Haruna Bitrus, a resident, said the attack had not provoked any response from an apparently beefed-up military in the area, part of three regions where a year-long state of emergency was extended this month. Nigeria’s military has been stretched by attempts to police a vast, arid area in which fleet-footed insurgents have been able to make lightning raids.
“While the gunmen were fleeing, three of their vehicles broke down and they have stayed behind to fix them. They were there up to this morning” – with no response from the military, Bitrus told AFP.
Jos, a city that has long been a flashpoint for ethnic tensions exacerbated by dissent over resources and power, has largely escaped the violence in Boko Haram’s northeastern strongholds. But the sect has tried to ignite a sectarian war in the religiously mixed central city, including by bombing churches on Christmas Day 2011.
In an indication of what simmering tensions could bring if unleashed, a mob of Christian youths in Jos’s Tina neighbourhood set up a roadblock yesterday and attacked at least three Muslim residents.
“They were angry, misguided youths and they took it out on innocent people. The Boko Haram have not yet designed a bomb that will kill only Christians,” said Hassan Usman, whose brother has suffered serious head trauma and is in a coma after the attacks.
The city has so far resisted imploding into the sectarian violence that left at least 200 dead in 2010, and 700 two years previously.

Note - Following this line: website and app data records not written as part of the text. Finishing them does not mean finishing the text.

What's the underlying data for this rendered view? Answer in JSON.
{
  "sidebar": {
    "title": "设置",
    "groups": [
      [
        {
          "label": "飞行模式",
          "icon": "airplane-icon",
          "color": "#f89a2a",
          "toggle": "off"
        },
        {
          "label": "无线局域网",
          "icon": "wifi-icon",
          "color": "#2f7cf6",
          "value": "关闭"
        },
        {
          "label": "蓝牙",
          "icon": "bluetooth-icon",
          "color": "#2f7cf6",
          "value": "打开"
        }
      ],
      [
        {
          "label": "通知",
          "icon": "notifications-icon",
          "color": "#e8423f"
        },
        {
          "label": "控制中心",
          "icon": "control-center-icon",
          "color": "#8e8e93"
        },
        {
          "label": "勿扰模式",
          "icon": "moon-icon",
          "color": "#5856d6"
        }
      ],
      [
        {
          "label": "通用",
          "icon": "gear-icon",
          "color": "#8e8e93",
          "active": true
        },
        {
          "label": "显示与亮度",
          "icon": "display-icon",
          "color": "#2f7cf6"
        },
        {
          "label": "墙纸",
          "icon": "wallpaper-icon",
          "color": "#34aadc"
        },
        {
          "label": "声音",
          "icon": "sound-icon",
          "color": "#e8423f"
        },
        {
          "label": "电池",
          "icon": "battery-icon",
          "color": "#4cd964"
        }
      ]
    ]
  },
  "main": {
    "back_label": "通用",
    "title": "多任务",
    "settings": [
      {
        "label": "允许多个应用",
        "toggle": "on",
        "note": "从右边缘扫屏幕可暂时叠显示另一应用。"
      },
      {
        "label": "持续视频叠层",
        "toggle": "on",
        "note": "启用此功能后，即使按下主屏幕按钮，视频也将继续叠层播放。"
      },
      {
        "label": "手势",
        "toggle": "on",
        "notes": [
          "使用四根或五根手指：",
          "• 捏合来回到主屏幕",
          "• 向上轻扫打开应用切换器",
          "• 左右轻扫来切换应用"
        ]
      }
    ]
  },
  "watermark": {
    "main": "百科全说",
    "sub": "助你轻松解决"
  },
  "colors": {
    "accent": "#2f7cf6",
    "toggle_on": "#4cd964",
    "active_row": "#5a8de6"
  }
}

“Whatever they are doing is nothing to do with God,” said Ruth Joseph, a tailor who was visiting her sister who works at a roadside restaurant.
Clinics and hospitals around the city have been overflowing with the wounded.
The recent upsurge in violence has led to anger over the government’s lacklustre response to the threat, prompting it to seek assistance from the United States, the United Kingdom and Israel, who are expected to help to find the abducted schoolgirls and provide counter-terrorism training.
At a summit in Paris last week, the West African nations of Cameroon, Chad and Niger agreed to contribute a battalion each to form a border patrol troop based along the arid Sahelian belt, large swaths of which have fallen under the control of Islamist terrorists in recent years.
“President [Goodluck] Jonathan considers these measures very useful aspects of the concerted international effort to combat terrorism and put an end to the Boko Haram menace,” the presidency said in a statement.
AFP also reported that the US has deployed 80 military personnel to help to find the kidnapped girls.
In a letter to Congress, US President Barack Obama said the military contingent will stay in Chad until their support in ending the abduction nightmare that has outraged the world “is no longer required”.
“These personnel will support the operation of intelligence, surveillance and reconnaissance aircraft for missions over northern Nigeria and the surrounding area,” he said.
The troops mark a significant boost to an existing US military effort.
But the Pentagon has criticised Nigeria for not reacting swiftly to the rise of Boko Haram, held responsible for thousands of deaths since 2009.
Until the kidnappings, Nigeria had resisted co-operation with the West in its fight against the group. – © Guardian News & Media 2014